Repeat the entries shown below with every word and mark intact.

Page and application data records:
———
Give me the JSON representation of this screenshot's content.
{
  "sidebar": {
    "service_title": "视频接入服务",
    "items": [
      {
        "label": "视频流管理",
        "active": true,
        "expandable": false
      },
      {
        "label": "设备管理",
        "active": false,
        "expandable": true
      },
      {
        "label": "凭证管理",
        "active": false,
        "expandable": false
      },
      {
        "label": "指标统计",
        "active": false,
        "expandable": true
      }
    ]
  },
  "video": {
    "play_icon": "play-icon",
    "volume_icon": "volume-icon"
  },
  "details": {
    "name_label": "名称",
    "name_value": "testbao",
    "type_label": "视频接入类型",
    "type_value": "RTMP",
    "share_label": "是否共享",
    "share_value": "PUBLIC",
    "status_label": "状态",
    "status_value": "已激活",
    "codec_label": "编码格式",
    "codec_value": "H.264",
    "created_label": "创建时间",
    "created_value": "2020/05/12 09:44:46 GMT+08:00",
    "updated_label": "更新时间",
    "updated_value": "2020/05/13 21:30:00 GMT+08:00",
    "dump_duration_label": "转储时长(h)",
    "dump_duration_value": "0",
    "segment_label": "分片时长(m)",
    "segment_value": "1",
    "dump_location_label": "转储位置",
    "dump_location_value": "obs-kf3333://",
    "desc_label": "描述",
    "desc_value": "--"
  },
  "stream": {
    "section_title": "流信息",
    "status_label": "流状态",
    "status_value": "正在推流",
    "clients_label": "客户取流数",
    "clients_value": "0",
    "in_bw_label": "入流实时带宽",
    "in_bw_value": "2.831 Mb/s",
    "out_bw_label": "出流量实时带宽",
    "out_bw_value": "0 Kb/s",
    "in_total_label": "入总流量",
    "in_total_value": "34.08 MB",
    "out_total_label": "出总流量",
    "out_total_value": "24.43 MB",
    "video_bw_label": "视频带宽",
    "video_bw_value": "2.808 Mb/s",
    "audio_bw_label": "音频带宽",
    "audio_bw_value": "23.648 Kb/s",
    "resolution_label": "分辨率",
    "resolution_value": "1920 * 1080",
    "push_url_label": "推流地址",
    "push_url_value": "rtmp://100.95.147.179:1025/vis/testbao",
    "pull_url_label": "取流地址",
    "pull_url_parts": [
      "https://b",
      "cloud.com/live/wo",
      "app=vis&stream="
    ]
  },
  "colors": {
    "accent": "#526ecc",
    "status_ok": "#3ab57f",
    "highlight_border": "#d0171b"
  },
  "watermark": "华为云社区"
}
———
Response box:
Give me the JSON representation of this screenshot's content.
{
  "sidebar": {
    "service_title": "视频接入服务",
    "items": [
      {
        "label": "视频流管理",
        "active": true,
        "expandable": false
      },
      {
        "label": "设备管理",
        "active": false,
        "expandable": true
      },
      {
        "label": "凭证管理",
        "active": false,
        "expandable": false
      },
      {
        "label": "指标统计",
        "active": false,
        "expandable": true
      }
    ]
  },
  "video": {
    "play_icon": "play-icon",
    "volume_icon": "volume-icon"
  },
  "details": {
    "name_label": "名称",
    "name_value": "testbao",
    "type_label": "视频接入类型",
    "type_value": "RTMP",
    "share_label": "是否共享",
    "share_value": "PUBLIC",
    "status_label": "状态",
    "status_value": "已激活",
    "codec_label": "编码格式",
    "codec_value": "H.264",
    "created_label": "创建时间",
    "created_value": "2020/05/12 09:44:46 GMT+08:00",
    "updated_label": "更新时间",
    "updated_value": "2020/05/13 21:30:00 GMT+08:00",
    "dump_duration_label": "转储时长(h)",
    "dump_duration_value": "0",
    "segment_label": "分片时长(m)",
    "segment_value": "1",
    "dump_location_label": "转储位置",
    "dump_location_value": "obs-kf3333://",
    "desc_label": "描述",
    "desc_value": "--"
  },
  "stream": {
    "section_title": "流信息",
    "status_label": "流状态",
    "status_value": "正在推流",
    "clients_label": "客户取流数",
    "clients_value": "0",
    "in_bw_label": "入流实时带宽",
    "in_bw_value": "2.831 Mb/s",
    "out_bw_label": "出流量实时带宽",
    "out_bw_value": "0 Kb/s",
    "in_total_label": "入总流量",
    "in_total_value": "34.08 MB",
    "out_total_label": "出总流量",
    "out_total_value": "24.43 MB",
    "video_bw_label": "视频带宽",
    "video_bw_value": "2.808 Mb/s",
    "audio_bw_label": "音频带宽",
    "audio_bw_value": "23.648 Kb/s",
    "resolution_label": "分辨率",
    "resolution_value": "1920 * 1080",
    "push_url_label": "推流地址",
    "push_url_value": "rtmp://100.95.147.179:1025/vis/testbao",
    "pull_url_label": "取流地址",
    "pull_url_parts": [
      "https://b",
      "cloud.com/live/wo",
      "app=vis&stream="
    ]
  },
  "colors": {
    "accent": "#526ecc",
    "status_ok": "#3ab57f",
    "highlight_border": "#d0171b"
  },
  "watermark": "华为云社区"
}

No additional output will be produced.